Japanese Global automotive giant, Toyota, has announced it intends to manufacture fuel cell modules at its massive Kentucky auto-assembly plant for use in zero-emission trucks and heavy-duty commercial vehicles, a move that will directly benefit its truck subsidiary Hino.
Toyota has targeted and has been seeking to commercialise hydrogen-powered electric vehicles for decades, seeing the zero emission technology as the solution for longer term clean transportation.
The company said it’s setting up a dedicated line at its Georgetown plant in Kentucky, which will begin assembling the electro-chemical fuel cells in 2023.
Toyota said the dual fuel cell modules produce 160 kilowatts of continuous electricity and are part of a propulsion system that includes a high-powered battery, electric motors and hydrogen tanks supplied by partner companies.
Toyota said it is working with its Hino on hydrogen-powered trucks, but will also supply fuel cell modules made in Kentucky to other manufacturers.
“We’re bringing our proven electric technology to a whole new class of production vehicles,” said Tetsuo Ogawa, the president and CEO of Toyota Motor North America.
“Heavy-duty truck manufacturers will be able to buy a fully integrated and validated fuel cell electric drive system, allowing them to offer their customers an emissions-free option in the Class 8 heavy-duty segment,” Ogawa said.
Along with Toyota and Hino, Hyundai, Volvo, Daimler, Cummins and startups such as Nikola, all plan to sell long-haul trucks powered by hydrogen within the next few years.
The companies say the technology is better-suited for heavy-duty vehicles that drive hundreds of miles per day than massive batteries, such as those required by Tesla’s long-overdue electric Semi, as the fuel cell powertrain is lighter and can be refuelled more rapidly.
Toyota, which has been operating fuel cell trucks at the Port of Los Angeles for several years, didn’t say how much it will spend to equip the Georgetown plant to manufacture the fuel cell modules.
The facility is the main production hub for Toyota’s top-selling Camry sedan.
General Motors is also preparing to produce automotive fuel cell systems at a plant in Michigan.
Fuel-cell and battery-powered vehicles are both electric, sharing the same motors and many other components.
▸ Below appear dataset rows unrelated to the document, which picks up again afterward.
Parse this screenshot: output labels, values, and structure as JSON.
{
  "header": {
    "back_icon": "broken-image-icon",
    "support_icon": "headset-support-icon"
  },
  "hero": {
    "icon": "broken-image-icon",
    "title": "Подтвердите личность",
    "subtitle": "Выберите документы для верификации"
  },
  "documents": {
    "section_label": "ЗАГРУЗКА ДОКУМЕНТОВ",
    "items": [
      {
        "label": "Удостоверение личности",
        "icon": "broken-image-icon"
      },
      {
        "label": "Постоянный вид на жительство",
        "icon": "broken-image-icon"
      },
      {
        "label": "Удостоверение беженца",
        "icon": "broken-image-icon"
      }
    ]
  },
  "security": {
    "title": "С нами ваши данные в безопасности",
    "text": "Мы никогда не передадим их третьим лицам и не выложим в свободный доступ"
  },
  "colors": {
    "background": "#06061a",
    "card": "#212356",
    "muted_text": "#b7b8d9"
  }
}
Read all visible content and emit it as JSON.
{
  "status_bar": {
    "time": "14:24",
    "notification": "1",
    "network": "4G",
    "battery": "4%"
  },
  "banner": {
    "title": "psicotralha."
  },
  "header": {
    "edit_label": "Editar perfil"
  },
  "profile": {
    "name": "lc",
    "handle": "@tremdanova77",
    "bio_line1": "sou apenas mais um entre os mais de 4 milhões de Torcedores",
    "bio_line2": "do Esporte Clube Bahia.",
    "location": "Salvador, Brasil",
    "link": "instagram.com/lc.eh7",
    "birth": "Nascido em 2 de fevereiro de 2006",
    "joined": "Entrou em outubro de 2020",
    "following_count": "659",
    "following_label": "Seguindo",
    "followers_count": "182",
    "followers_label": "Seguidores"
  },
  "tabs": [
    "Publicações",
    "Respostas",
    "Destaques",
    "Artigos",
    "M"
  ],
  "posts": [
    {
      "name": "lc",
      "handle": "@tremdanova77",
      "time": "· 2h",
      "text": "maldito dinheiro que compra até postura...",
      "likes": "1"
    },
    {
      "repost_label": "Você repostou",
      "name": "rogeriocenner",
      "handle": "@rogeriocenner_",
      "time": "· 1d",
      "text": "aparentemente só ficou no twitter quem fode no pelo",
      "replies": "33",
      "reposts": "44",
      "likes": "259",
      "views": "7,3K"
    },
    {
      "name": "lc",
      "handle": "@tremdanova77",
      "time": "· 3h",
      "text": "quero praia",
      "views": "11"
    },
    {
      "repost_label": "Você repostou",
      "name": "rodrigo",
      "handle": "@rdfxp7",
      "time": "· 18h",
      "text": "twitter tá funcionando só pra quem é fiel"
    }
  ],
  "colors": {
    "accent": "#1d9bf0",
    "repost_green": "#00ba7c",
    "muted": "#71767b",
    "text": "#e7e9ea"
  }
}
The key difference is that batteries store the electricity and fuel cells make it onboard as needed, in an electrochemical process that extracts electrons from hydrogen forced through fuel-cell membranes. Aside from electricity, the only by-product is water vapour.
Beyond cars and trucks, hydrogen fuel cells haver been used by NASA for decades, as well as working as stationary electricity generators, while they are also being developed to power trains as well as ships and ferries.
Opponents say that hydrogen is not a carbon-free fuel since it’s traditionally been produced by using power generated by coal or natural gas and that powering a vehicle with hydrogen is less efficient than charging up a battery.
However, a shift toward “green hydrogen” made from sources including surplus renewable energy and water will make the fuel entirely carbon-free, while producing it from landfill gas and other waste products are also being touted as environmentally beneficial options.
Toyota says its fuel cell system for commercial vehicles can deliver more than 600 km of range for a 40 tonne single semi trailer using around 300kg of hydrogen, while demonstrating exceptional drivability, quiet operation and zero harmful emissions.